* [Element data from apps and pages]:
========================
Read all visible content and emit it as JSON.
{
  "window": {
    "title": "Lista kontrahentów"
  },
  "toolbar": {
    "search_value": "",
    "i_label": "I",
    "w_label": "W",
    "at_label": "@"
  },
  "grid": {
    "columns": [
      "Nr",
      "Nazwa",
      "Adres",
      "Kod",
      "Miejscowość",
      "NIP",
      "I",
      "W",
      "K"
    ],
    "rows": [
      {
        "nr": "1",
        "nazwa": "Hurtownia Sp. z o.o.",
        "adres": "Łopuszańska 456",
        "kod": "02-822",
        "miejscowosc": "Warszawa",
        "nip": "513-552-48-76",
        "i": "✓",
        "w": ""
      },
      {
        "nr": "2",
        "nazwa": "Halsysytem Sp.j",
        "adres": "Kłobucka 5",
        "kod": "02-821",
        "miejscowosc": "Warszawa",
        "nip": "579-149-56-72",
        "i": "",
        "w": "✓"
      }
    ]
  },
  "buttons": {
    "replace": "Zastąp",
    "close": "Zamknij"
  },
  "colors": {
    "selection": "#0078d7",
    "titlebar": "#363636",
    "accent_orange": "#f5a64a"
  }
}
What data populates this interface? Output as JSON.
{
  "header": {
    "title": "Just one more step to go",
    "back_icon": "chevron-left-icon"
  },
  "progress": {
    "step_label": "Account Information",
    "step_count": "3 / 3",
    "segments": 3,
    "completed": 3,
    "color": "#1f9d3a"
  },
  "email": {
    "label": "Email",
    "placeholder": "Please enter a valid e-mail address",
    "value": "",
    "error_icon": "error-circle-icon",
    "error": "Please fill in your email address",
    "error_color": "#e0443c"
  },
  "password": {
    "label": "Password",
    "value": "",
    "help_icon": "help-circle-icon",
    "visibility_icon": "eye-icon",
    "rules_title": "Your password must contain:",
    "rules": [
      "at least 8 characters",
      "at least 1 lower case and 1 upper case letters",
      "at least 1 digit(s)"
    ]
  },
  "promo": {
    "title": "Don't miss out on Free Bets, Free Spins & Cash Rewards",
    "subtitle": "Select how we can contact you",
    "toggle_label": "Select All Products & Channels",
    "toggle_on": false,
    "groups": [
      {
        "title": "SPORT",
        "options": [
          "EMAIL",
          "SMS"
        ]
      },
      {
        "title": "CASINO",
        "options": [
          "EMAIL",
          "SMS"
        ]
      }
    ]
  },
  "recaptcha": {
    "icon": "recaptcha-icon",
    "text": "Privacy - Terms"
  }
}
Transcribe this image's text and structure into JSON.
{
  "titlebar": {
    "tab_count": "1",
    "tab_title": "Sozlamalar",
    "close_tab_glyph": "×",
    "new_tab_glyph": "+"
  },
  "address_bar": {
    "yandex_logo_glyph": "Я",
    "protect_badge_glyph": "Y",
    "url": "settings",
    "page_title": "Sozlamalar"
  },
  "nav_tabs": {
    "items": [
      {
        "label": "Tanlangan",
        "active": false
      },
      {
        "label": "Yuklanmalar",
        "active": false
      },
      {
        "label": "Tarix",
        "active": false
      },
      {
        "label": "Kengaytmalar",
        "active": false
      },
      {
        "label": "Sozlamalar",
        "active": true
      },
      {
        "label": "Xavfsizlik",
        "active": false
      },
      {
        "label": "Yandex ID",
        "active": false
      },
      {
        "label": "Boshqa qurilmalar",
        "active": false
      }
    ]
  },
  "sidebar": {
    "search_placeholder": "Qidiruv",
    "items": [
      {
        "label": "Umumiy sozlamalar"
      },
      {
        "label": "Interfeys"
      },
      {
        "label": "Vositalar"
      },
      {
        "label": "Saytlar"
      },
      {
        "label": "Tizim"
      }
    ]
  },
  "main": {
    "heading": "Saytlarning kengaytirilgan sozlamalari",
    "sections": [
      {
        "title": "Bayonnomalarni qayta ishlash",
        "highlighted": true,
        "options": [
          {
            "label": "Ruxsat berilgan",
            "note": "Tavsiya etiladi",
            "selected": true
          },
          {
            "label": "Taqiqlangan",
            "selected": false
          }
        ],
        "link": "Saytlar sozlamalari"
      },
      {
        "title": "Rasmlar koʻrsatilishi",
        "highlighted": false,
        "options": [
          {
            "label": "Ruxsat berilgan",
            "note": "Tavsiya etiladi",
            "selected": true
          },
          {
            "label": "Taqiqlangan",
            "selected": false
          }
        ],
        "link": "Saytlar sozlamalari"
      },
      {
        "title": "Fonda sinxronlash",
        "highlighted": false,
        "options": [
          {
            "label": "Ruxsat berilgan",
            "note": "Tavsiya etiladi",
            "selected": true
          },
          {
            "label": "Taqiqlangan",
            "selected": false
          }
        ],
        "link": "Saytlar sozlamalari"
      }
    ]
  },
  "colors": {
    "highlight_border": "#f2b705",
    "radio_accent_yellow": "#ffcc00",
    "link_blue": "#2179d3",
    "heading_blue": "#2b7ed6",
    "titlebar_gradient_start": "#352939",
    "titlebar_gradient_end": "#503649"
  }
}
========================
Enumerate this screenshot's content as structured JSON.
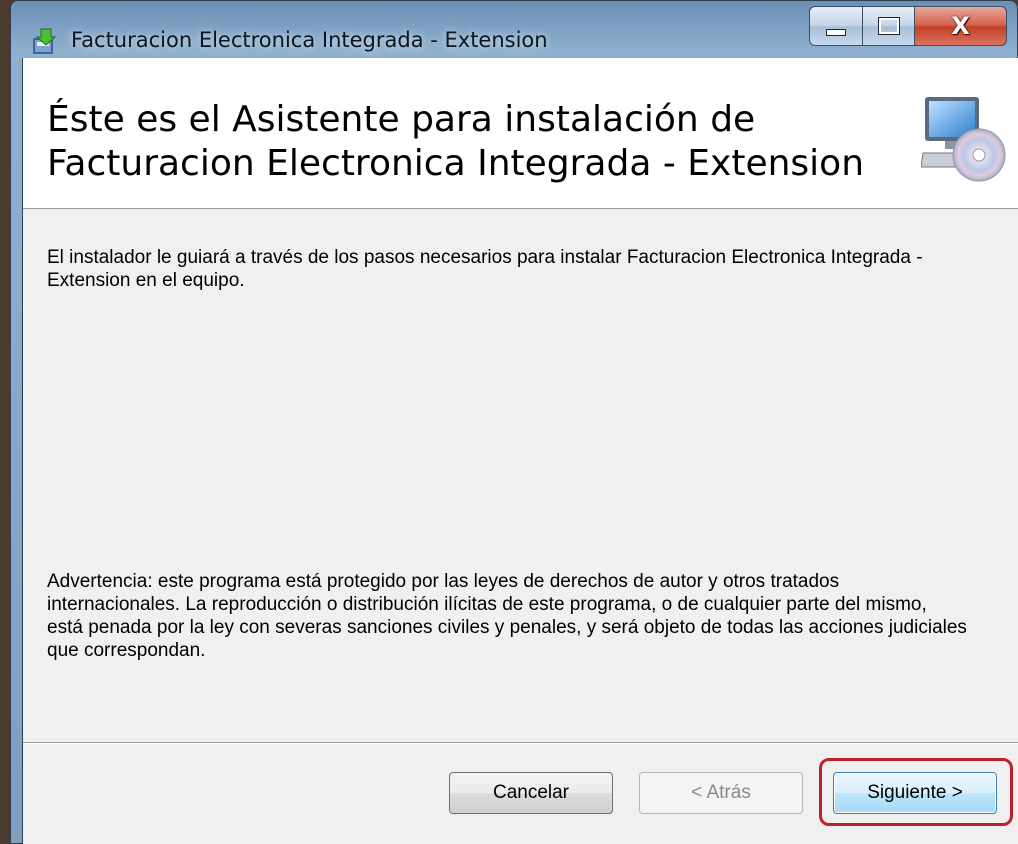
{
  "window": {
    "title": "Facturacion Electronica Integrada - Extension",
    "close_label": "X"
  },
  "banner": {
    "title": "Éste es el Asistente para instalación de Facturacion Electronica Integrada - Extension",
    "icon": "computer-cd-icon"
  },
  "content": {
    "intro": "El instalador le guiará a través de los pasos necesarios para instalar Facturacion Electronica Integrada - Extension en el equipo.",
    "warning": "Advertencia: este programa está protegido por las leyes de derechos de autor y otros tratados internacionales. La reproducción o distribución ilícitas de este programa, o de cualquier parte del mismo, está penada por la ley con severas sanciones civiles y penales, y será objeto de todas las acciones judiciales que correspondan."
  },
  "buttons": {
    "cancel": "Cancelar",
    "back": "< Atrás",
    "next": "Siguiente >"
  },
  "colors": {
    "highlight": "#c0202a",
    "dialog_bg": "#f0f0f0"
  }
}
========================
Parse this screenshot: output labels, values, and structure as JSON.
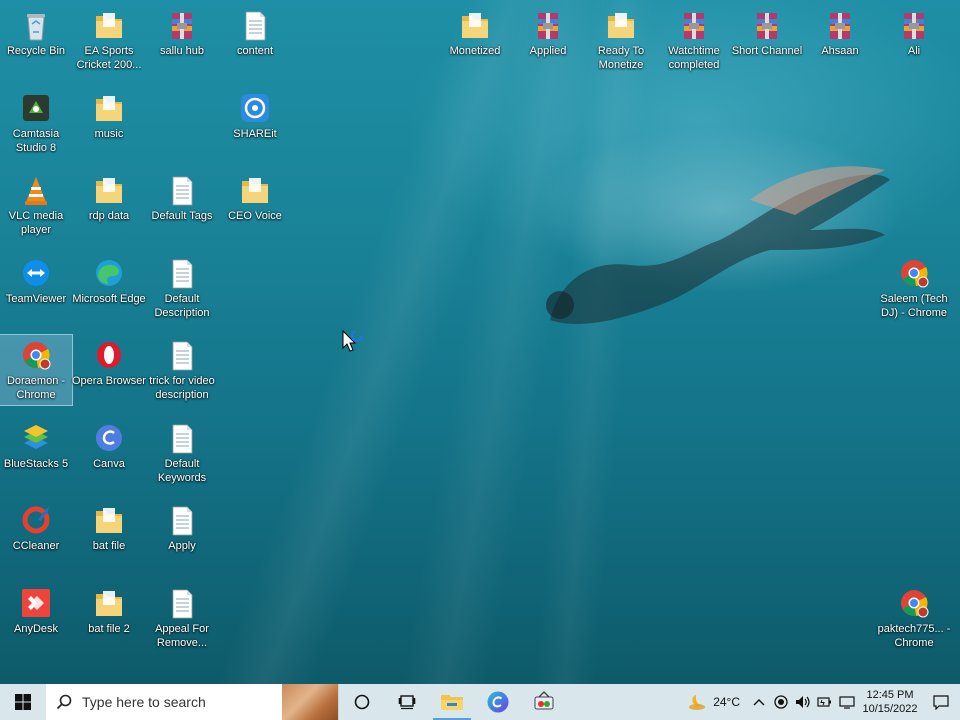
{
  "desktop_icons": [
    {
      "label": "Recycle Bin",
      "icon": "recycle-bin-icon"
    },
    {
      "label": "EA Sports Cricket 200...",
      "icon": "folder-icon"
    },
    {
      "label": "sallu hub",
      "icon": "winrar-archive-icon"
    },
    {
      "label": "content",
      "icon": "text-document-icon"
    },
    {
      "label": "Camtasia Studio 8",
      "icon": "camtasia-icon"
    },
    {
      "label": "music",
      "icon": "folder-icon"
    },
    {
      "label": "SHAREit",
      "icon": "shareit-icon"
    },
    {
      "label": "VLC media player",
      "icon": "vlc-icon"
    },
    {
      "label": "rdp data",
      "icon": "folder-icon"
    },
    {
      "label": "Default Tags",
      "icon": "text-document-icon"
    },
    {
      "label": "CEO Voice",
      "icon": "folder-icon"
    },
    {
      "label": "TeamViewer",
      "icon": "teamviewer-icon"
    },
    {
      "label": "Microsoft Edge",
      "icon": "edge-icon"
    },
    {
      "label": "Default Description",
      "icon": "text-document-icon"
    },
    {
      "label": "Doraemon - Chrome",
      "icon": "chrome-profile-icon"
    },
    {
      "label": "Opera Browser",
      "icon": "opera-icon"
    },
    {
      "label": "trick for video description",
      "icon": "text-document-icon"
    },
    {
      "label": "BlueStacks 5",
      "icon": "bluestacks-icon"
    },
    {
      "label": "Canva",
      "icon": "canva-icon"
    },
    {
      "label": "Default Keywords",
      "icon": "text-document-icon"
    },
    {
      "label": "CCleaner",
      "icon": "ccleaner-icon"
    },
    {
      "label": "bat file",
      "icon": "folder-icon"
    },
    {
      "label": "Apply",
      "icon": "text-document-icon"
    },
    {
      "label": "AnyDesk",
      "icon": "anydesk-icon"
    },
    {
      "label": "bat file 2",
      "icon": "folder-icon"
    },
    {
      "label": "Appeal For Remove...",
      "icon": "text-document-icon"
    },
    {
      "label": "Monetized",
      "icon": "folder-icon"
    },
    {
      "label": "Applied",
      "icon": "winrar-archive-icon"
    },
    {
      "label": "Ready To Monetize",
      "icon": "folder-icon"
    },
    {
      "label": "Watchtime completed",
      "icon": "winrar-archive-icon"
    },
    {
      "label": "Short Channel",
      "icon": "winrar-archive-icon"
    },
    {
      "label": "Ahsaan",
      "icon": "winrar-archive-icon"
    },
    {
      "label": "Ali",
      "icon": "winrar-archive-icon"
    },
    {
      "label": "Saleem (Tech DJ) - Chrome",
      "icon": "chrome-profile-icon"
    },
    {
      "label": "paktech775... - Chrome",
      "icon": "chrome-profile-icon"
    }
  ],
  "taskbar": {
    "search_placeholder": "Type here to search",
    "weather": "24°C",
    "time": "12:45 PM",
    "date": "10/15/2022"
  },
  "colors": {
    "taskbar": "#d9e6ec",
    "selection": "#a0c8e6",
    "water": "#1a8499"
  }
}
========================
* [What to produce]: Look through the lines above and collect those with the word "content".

* [Exercise solution]:
Read all visible content and emit it as JSON.
Enumerate this screenshot's content as structured JSON.
  "content": {
      "label": "content",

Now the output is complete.